You know it’s going to happen one day.
Your child is going to ask you about Santa.
Of course, your two-year-old is probably not going to wander up to you and ask point-blank if Santa Claus is real. But as they get older, they’ll start to ask a lot of questions about the chimney width, flying sleigh aerodynamics, and the logistics of delivering all those presents in one night. Or they might come home from school or a friend’s place and say that another child has told him that Santa isn’t real.
Eventually their curiosity will lead them to ask you the big question: ‘Is Santa real?’
Some parents worry about the day their child asks them this tricky question, concerned that a truthful answer will destroy their child’s sense of wonder and fantasy, or alternatively, it will shatter their trust in their parents.
Other parents like to keep the magic going for as long as possible and deflect the answer; still others believe that telling untruths to children is never OK (but then how did the child learn about Santa in the first place?).
Make Room for Make-believe
Fantasy is a normal and healthy part of child development.
Children spend a large amount of time pretending, especially between the ages of five and eight. They’re also constantly exposed to media in which animals can talk and people can ﬂy. Why should a group of flying reindeer be any more fantastical (or a lie) than a flying super hero?
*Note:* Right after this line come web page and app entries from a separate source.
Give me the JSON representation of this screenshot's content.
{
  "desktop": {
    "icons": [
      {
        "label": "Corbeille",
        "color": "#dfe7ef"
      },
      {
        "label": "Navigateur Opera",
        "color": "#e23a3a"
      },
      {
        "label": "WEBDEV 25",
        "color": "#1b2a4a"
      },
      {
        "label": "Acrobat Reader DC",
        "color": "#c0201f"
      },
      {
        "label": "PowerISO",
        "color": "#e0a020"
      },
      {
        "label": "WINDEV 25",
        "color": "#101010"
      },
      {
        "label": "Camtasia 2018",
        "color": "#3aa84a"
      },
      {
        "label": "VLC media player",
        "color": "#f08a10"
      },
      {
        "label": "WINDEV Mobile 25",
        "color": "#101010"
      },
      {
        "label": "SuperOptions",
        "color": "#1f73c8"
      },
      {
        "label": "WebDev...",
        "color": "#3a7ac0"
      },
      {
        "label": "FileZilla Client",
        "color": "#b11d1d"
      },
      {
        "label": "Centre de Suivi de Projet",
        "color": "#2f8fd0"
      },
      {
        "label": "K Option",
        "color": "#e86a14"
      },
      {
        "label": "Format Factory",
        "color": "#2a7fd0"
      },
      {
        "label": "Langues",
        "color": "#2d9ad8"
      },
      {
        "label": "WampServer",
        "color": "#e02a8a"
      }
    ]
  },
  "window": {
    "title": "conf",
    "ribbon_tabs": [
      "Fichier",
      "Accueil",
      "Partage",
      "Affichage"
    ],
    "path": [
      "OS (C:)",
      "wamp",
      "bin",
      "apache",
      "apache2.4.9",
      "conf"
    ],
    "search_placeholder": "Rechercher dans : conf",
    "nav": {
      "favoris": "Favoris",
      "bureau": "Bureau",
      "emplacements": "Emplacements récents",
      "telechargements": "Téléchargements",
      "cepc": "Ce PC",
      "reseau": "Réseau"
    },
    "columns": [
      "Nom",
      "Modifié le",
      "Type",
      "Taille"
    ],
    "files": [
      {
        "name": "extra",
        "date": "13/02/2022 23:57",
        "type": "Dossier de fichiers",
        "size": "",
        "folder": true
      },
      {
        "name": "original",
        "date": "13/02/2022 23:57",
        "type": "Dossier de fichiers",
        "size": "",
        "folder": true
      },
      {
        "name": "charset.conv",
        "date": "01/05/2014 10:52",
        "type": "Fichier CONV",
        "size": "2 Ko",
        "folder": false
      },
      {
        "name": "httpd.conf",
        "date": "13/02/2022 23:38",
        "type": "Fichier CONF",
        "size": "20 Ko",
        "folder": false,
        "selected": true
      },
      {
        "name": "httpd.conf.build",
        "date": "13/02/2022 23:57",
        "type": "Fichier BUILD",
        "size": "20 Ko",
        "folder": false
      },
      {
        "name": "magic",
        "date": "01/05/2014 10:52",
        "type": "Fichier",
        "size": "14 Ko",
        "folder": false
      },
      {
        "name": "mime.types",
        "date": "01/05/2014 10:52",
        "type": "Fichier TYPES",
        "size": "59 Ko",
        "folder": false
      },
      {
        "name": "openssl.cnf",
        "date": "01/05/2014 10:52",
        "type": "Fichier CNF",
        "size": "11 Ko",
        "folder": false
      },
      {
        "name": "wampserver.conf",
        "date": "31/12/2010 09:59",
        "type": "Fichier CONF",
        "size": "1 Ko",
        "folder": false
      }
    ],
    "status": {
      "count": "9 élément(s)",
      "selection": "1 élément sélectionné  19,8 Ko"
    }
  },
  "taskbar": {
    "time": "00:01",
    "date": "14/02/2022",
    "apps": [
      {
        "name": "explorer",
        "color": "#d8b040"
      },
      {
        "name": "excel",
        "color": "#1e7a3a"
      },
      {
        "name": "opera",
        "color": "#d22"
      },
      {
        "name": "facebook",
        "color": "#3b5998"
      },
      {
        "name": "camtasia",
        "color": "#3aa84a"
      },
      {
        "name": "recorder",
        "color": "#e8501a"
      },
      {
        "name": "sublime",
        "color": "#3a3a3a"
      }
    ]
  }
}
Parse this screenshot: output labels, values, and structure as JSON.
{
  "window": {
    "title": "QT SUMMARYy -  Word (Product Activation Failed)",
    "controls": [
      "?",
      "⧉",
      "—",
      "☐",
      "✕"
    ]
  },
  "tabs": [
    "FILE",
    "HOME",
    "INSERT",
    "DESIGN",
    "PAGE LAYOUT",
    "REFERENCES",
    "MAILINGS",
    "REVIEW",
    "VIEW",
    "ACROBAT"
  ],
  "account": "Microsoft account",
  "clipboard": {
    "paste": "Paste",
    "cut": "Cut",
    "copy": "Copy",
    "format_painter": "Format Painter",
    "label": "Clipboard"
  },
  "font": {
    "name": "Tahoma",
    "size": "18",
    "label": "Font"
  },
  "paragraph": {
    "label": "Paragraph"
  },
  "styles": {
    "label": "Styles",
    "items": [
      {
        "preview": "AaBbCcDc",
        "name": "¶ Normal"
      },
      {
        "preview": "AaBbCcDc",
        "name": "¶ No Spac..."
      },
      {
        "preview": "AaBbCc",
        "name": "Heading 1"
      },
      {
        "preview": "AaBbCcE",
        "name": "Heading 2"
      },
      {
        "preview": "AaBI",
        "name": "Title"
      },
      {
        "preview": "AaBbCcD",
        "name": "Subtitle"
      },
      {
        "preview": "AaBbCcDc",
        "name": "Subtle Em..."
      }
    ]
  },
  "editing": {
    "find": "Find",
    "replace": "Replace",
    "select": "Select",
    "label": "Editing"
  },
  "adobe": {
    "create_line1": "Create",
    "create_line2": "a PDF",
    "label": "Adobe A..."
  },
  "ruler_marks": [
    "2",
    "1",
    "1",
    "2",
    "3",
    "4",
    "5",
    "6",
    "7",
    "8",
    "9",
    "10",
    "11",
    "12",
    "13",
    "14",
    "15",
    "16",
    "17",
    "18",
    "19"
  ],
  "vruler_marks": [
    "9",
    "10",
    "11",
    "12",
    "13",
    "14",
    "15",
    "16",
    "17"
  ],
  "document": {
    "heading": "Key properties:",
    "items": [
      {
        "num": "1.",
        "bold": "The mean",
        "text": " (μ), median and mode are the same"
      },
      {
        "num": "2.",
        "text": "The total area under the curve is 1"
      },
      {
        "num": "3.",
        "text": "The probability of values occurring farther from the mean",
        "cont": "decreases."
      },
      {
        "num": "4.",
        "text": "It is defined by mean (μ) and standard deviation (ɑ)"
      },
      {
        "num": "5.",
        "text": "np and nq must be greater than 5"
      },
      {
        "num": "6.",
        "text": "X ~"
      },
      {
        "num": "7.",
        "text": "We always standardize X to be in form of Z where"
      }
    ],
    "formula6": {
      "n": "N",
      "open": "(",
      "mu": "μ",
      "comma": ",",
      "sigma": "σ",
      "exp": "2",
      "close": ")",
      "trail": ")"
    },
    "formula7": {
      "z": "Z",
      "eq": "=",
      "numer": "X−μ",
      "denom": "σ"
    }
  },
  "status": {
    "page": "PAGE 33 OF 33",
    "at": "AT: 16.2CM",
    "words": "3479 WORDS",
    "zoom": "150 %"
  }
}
Magical thinking decreases between the ages of seven and nine, around the same age at which most children give up the Santa Claus myth.
If anything, the fact that a child asks means that they’re developing a healthy perspective on reality (and probably already know!). What they’re indicating is that they’re ready for the answer and you can say: ‘Congratulations! You figured it out.’
What if They (or You!) Are Not Quite Ready?
If you’re concerned your child is not at the right stage, handle the ‘Is Santa real?’ question with: ‘Why do you ask that?’ or ‘What do you think?’. Then judge the next step based on their response.”
If they seem to be undecided, perhaps deﬂect further questions by saying: ‘Maybe we should still write a letter telling him what you want, shouldn’t we?’.
Then you can move them gently from believing to not believing over time (especially if it’s near the festive season).
All children eventually find out the truth. Research on the topic suggests that they tend to figure it out on their own around the age of seven – in most cases, there is no big ‘reveal’ – and their reactions are generally positive.
They are usually relieved to know, or excited to be on the inside of this worldwide secret (which explains why older children are generally pretty good at keeping the secret from their younger siblings).
If you feel that you need a quality daycare in Mt Wellington to support your child’s great start in life, feel free to email email@example.com or you may call 573 5049. Check our Lightbulb Learning Childcare Facebook Page
Article Source: PDHQ